Clean Planet Energy has released details of two new ultra-clean fuels manufactured to replace fossil fuels in the marine industry. The products branded under the banner of “Clean Planet Oceans” can provide CO2 reductions of over 75% and significantly reduce harmful air-pollutants by up to 1500 times. Both fuels are produced using non-recyclable waste plastics as the feedstock, therefore removing waste which would otherwise go to incineration, landfill or into the ocean.
Following the company’s recent announcement of ultra-clean aviation fuel, it now offers an ultra-clean marine residual fuel (also known as bunker fuel or fuel oil) which meets international standard ISO 8712 2017, as well as a premium marine distillate fuel which matches the highest EN15940 diesel specification.
In addition to the 75% CO2 reduction, a significant benefit of these new fuels is the notable decrease in NOx and SOx emissions. NOx and SOx are some of the most common air-pollutants from the burning of fossil fuels and are estimated to be globally responsible for 9000 daily deaths (source: IHME). Clean Planet’s fuels can reduce sulphur emissions by 1500 times when compared to the latest, stringent IMO regulations.
“Air-pollutants such as sulphur are measured by ppm (parts per million). Under the IMO 2020 [International Maritime Organisation] regulations implemented last year, a ship with a scrubber installed onboard is allowed to emit 35 000 ppm of sulphur into the sea when burning fossil marine fuel oil, whilst a ship without a scrubber is allowed to emit 5000 ppm of sulphur into the air”, said Clean Planet Energy’s CTO, Dr Andrew Odjo. “In contrast, Clean Planet Energy’s marine residual fuel has a sulphur content of just 35 ppm, and its marine distillate has a sulphur content of just 3 ppm. This means that ships using our marine distillate fuel can reduce sulphur pollution by over 1500 times compared to ships using fossil fuel without a scrubber, and by more than 10 000 times compared to ships with a scrubber”.
The UK based renewable energy company will produce these ultra-clean circular fuels inside their ecoplants. A Clean Planet ecoplant can accept and convert non-recyclable waste-plastics, which would otherwise be heading to incineration, landfill, or worse – into the oceans. According to data sourced by parties including the US EPA and the World Economic Forum, this year 203-million tonnes of plastic will become non-recyclable waste, meaning that the Clean Planet process not only reduces CO2 emissions and air pollutants, but also tackles the plastic crisis too.
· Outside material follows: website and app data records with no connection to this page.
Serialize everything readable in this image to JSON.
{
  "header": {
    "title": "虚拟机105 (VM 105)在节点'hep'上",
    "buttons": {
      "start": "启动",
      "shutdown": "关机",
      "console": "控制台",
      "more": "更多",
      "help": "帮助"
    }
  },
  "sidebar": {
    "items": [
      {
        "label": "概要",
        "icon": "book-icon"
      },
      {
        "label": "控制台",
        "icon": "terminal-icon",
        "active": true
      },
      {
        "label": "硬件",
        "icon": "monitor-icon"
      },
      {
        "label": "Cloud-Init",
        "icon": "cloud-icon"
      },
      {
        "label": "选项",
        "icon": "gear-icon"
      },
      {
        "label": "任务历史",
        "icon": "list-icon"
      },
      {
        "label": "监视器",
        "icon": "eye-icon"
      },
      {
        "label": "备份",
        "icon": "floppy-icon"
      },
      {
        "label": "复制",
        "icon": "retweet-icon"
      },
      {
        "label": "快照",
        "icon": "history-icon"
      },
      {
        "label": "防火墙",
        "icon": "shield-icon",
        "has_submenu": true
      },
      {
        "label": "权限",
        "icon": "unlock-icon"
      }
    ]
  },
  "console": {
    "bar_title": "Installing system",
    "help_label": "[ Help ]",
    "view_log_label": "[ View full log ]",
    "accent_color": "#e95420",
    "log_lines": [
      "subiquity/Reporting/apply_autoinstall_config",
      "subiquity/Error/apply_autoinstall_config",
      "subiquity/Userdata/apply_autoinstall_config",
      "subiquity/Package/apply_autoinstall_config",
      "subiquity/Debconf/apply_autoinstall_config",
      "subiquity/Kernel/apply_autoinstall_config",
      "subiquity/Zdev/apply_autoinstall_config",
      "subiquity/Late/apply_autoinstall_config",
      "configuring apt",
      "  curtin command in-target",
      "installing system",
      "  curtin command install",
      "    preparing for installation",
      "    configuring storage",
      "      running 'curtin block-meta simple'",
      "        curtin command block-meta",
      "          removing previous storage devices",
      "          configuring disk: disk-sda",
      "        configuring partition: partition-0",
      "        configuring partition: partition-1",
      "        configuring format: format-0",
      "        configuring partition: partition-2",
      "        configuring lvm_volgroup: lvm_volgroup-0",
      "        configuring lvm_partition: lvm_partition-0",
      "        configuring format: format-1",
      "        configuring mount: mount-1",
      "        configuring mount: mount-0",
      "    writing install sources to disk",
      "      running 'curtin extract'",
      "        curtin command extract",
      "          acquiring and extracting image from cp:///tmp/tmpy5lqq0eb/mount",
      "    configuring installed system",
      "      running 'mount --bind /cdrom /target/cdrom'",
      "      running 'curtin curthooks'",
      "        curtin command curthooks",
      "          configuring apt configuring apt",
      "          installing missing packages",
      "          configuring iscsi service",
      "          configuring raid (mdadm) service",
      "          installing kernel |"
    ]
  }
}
“There is currently no legitimate and scaled alternative compared to using carbon-based fuels in the marine and aviation sectors. Whereas cars are moving to electric, the lifespan of large vessels means we’ll be stuck using fossil fuel engines for many years to come. By using non-recyclable waste plastics as a feedstock for fuels in these industries, we can reduce the daily CO2 emissions by 75%, keep fossil-oil in the ground, and win valuable time in the world’s battle to hit net-zero carbon emissions”, added Dr Odjo.
Contact Dr Katerina Garyfalou, Clean Planet Energy, email@example.com